Open Access Dissertation

Date of Award

January 2013

Degree Type


Degree Name




First Advisor

Boris Baltes

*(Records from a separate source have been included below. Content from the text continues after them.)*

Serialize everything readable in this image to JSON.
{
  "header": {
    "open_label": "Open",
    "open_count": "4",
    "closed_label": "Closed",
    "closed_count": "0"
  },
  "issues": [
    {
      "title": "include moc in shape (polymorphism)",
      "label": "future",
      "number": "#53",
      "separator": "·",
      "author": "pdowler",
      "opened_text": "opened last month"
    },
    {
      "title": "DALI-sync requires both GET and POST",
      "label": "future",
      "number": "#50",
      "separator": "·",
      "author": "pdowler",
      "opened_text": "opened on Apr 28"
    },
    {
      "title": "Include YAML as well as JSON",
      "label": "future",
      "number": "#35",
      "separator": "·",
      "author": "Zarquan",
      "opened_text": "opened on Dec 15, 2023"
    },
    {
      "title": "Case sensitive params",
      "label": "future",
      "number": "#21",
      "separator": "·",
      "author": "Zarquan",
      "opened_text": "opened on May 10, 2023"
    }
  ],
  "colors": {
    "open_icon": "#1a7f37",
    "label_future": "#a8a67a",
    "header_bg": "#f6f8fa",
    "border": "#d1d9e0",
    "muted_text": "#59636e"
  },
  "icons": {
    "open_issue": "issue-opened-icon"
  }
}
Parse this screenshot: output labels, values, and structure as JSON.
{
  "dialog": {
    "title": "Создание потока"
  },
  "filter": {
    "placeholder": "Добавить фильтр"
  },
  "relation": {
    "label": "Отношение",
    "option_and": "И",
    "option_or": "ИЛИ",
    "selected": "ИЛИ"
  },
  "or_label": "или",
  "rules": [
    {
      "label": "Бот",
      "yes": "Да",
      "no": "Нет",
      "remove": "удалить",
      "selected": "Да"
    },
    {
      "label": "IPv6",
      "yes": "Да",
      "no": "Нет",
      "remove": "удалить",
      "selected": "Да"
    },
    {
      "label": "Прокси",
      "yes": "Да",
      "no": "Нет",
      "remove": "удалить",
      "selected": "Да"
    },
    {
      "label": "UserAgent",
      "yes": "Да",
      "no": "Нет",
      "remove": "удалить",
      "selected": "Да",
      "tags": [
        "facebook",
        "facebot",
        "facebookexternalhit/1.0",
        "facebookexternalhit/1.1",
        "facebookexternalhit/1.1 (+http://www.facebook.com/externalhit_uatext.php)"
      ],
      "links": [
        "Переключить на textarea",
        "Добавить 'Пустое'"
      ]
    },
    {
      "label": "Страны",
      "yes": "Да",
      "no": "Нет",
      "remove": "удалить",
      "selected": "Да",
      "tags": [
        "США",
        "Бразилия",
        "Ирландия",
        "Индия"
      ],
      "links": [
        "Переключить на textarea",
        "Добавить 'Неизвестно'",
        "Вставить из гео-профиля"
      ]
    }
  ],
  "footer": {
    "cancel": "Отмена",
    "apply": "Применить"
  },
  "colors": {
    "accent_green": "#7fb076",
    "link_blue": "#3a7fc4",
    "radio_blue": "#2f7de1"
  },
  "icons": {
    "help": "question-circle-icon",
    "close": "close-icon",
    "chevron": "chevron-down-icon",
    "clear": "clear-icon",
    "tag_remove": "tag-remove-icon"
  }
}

Although engagement has been slow to take hold within the academic literature, it has quickly become a hot topic within the applied and business environments. Because of the rapid growth within these areas, there has been a great deal of conceptual confusion and mystery surrounding the engagement construct. Recent research within the literature has sought to define engagement, differentiate it from existing job attitude constructs, and link it with both personal and organizational outcomes. To date, a majority of the research demonstrating the impact of engagement has been conducted at the individual-level. While individual-level outcomes are of use to organizations, the success of a company is usually measured at higher levels of analysis. The purpose of the current study was to explore the factor structure of a new engagement index, investigate its discriminant validity with two common job attitude measures (job satisfaction and organizational commitment), look at various composition models for aggregating individual-level engagement to the unit level, and determine the relationship between work unit engagement and business metric outcomes (voluntary turnover, operating costs, and earnings). Results of the current study offer support for the three-factor model of engagement (vigor, dedication, and absorption), as well as the discriminant validity of engagement from other job attitude measures in terms of factor structure. Findings also indicated that alternative compositions models of engagement, such as the lowest and highest scores within the unit, are useful in predicting organizational outcomes. For example, the lowest unit engagement score was negatively related to voluntary turnover and the highest unit engagement score was positively related to earnings. Lastly, while the results offered some evidence to suggest that engagement may uniquely contribute to the prediction of earnings, all three job attitude variables exhibited a similar pattern of correlations with the outcome variables. Implications and future research directions are discussed.

Included in

Psychology Commons